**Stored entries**
========================================================================

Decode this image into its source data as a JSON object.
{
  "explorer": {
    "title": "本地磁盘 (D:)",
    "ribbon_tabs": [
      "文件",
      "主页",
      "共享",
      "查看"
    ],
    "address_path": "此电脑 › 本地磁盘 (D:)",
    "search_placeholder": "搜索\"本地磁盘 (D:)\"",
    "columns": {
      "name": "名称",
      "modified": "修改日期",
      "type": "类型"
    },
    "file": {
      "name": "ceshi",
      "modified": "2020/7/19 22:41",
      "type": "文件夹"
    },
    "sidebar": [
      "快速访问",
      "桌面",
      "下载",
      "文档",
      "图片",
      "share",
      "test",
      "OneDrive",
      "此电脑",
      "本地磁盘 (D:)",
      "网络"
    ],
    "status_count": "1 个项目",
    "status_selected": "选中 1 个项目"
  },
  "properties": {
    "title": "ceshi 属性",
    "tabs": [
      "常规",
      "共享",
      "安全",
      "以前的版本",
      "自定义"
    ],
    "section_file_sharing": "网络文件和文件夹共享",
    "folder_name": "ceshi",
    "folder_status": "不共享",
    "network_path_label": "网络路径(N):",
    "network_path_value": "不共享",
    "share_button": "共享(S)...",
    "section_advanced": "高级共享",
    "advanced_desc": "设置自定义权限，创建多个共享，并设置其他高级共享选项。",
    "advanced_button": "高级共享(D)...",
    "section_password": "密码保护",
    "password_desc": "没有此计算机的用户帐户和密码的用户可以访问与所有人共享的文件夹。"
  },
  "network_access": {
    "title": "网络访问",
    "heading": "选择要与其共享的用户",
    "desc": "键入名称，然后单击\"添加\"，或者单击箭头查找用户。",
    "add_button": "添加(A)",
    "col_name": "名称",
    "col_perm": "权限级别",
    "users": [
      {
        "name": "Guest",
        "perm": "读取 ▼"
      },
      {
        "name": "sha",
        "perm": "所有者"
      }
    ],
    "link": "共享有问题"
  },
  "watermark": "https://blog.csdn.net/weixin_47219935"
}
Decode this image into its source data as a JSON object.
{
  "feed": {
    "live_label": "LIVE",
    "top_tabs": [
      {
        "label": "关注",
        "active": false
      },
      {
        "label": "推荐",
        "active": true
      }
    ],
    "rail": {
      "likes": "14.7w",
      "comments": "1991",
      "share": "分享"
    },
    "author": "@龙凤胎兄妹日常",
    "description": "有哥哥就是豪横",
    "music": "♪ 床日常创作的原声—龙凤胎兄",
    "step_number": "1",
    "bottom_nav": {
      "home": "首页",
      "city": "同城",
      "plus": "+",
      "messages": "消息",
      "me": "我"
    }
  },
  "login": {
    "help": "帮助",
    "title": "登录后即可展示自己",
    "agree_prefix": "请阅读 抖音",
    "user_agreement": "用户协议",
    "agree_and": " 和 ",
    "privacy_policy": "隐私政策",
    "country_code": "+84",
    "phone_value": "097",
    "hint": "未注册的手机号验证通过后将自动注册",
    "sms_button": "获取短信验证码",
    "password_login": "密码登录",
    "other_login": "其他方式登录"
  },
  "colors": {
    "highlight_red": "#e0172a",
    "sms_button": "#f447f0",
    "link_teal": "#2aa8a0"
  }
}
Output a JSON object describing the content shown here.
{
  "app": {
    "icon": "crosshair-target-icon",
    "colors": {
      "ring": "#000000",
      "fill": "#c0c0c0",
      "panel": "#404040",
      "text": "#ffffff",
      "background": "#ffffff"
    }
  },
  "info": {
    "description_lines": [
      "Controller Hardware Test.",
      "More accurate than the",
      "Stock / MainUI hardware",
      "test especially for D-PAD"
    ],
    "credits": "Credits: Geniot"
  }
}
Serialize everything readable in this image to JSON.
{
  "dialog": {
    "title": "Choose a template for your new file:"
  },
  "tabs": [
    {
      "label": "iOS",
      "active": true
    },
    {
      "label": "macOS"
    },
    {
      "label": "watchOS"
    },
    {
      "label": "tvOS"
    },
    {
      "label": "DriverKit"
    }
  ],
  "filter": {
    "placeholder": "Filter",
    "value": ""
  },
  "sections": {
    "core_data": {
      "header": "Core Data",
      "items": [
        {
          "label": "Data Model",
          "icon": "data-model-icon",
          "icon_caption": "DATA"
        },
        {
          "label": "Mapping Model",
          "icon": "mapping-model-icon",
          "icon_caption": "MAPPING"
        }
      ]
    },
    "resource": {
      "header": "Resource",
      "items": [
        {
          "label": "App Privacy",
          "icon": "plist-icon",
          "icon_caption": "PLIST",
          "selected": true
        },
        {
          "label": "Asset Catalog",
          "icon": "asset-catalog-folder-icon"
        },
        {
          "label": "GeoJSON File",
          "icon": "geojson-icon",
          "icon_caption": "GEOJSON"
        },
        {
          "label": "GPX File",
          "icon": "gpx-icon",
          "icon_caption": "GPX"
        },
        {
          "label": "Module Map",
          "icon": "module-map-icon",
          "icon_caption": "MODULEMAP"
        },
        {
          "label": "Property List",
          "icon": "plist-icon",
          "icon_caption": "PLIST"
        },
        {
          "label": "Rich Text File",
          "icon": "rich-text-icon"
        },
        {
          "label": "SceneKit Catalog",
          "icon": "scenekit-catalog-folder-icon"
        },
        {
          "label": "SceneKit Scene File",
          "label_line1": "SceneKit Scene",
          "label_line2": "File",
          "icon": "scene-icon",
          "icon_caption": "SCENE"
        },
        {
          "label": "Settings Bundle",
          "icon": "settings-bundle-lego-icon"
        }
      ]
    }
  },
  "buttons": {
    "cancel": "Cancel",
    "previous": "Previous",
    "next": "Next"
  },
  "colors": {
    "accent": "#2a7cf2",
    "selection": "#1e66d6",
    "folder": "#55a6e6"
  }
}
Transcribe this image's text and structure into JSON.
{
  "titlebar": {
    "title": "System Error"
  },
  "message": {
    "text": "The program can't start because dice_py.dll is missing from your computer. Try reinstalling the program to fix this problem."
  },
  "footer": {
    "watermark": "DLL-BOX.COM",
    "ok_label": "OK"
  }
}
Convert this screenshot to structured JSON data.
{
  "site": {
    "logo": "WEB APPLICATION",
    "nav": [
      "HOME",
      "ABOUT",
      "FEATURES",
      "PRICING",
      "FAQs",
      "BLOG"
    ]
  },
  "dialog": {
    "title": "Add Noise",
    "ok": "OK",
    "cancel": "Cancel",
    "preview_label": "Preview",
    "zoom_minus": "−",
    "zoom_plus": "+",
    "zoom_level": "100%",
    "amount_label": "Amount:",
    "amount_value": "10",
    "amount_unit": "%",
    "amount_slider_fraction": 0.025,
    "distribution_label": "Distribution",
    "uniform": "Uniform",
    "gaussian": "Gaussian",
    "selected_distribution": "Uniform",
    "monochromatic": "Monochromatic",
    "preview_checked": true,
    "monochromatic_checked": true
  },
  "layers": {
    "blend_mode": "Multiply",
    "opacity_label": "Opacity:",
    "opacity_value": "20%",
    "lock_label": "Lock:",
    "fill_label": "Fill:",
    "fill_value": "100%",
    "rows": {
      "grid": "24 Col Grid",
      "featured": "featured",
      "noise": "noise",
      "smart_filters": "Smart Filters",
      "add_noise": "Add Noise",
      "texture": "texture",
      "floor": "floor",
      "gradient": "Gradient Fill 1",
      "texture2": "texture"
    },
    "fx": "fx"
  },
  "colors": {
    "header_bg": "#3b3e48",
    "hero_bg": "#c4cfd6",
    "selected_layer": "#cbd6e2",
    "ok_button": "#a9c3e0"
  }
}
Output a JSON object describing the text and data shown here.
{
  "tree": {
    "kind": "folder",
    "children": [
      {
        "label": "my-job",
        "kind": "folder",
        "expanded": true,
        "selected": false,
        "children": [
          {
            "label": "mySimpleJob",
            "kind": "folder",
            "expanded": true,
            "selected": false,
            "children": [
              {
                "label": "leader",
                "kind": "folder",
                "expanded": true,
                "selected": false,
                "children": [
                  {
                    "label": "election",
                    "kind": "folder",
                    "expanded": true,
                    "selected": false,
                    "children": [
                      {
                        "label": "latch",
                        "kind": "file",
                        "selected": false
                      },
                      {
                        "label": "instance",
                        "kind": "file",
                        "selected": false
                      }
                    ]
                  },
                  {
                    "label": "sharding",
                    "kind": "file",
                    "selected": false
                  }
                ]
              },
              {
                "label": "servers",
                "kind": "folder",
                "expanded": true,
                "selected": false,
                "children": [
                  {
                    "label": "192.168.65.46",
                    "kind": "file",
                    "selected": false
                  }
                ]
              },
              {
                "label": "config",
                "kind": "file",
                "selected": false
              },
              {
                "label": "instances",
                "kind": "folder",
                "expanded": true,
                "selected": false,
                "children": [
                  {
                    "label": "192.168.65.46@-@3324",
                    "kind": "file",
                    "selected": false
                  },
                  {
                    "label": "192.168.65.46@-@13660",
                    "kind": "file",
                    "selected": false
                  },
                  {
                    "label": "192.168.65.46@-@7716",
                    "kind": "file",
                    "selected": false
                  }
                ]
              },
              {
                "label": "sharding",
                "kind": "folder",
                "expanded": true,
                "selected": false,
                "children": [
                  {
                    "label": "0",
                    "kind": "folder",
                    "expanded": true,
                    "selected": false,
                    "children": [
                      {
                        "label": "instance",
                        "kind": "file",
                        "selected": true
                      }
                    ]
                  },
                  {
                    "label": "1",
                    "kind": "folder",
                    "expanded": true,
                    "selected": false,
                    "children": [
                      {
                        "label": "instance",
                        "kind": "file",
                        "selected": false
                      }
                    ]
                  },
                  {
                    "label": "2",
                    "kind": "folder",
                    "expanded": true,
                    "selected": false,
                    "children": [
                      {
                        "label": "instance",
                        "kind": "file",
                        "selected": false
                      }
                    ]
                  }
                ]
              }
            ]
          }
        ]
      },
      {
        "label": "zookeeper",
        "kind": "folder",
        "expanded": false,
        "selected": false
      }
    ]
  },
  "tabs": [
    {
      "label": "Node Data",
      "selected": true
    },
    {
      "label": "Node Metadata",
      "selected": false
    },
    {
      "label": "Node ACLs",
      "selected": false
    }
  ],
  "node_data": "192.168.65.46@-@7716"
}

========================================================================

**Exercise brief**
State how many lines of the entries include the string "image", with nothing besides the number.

**Solution to this exercise**
4